With the pandemic, Algeria’s Hirak movement devotes most of its energy to resisting the unprecedented crackdown on freedom of expression.
Mohammed bin Salman’s growing repression emboldens opposition abroad and creates more challenges for the rising leader.
Oman’s growing influence in Syria could make it an increasingly important diplomatic actor there, though the Sultanate must tread carefully.
GCC countries are caught up in Chinese-U.S. competition over tech infrastructure. A failure to appease both powers risks endangering critical relationships.
Iran’s economic crisis remains heavily connected to its enmity with the United States. The best tool for economic diversification and sustainable development is an end to the four decades of animosity between Tehran and Washington.

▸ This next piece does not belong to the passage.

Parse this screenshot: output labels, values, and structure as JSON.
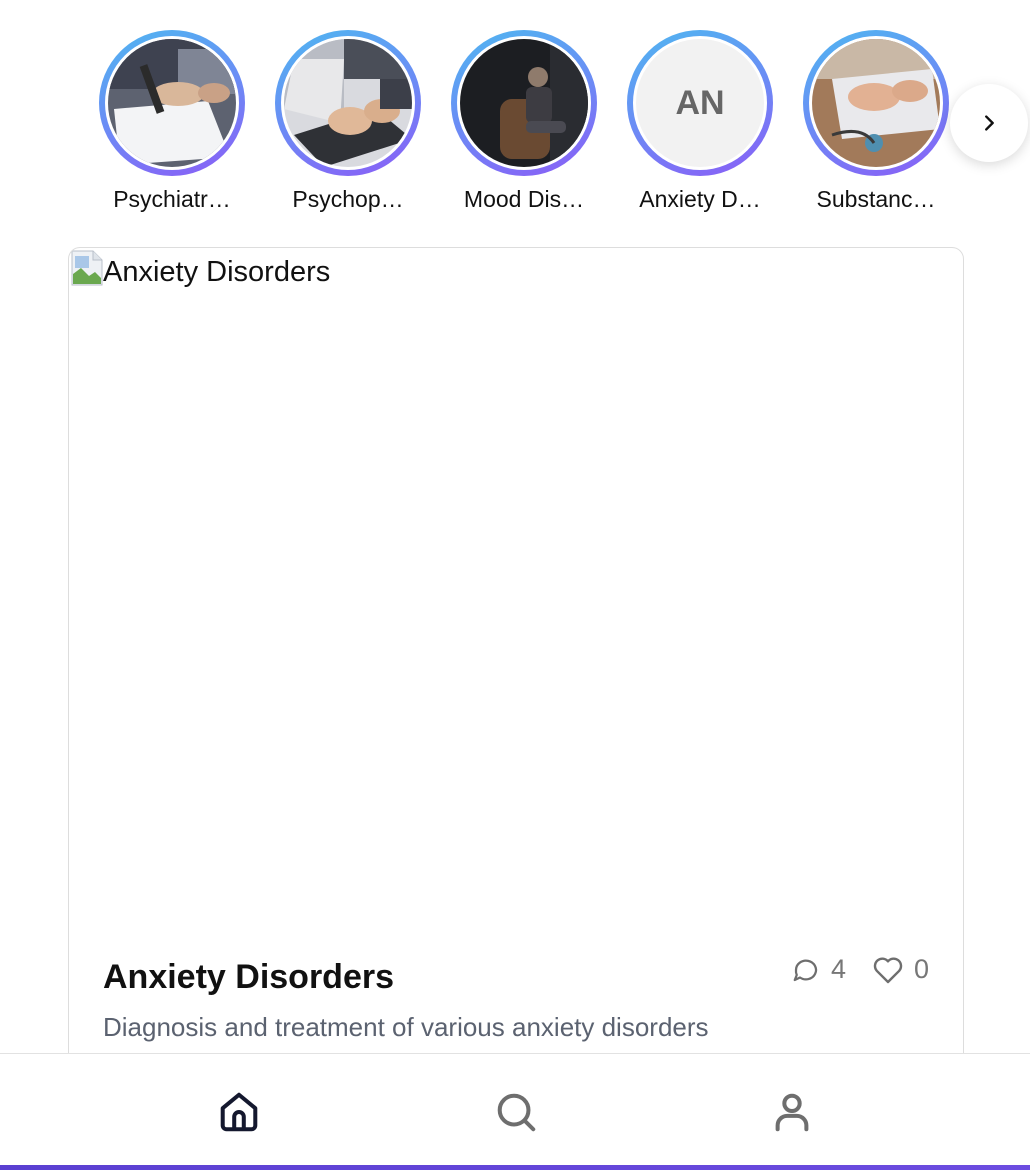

The Egyptian regime’s economic strategy guarantees that any emerging demands for democratization will clash with international interests.
The decision to hold parliamentary elections reflects Amman’s insistence on applying a dated paradigm to manage Jordan’s political and socioeconomic challenges.
Sada asked experts to analyze potential flash points for the next U.S. administration—ranging from the globalization of Libya’s war to the ongoing conflicts in Syria and Yemen, the Arab-Israeli conflict, and increasing authoritarianism and violations of civil liberties and human rights.
Though the UN advocates gender parity in peace processes, the ongoing facilitation of the Syrian Constitutional Committee exposes this superficial advocacy.
Iraq’s Prime Minister inherited a series of fiscal crises. As his interim government struggles to advert a complete economic collapse, austerity measures may come at the expense of much-needed reforms.
Maâti Monjib is a Moroccan historian, political analyst, and human rights activist. Monjib, president and co-founder of Freedom Now, has faced an array of political charges since 2015 and been subject to digital surveillance by the state. Today, he faces new finance-related accusations, which he denies.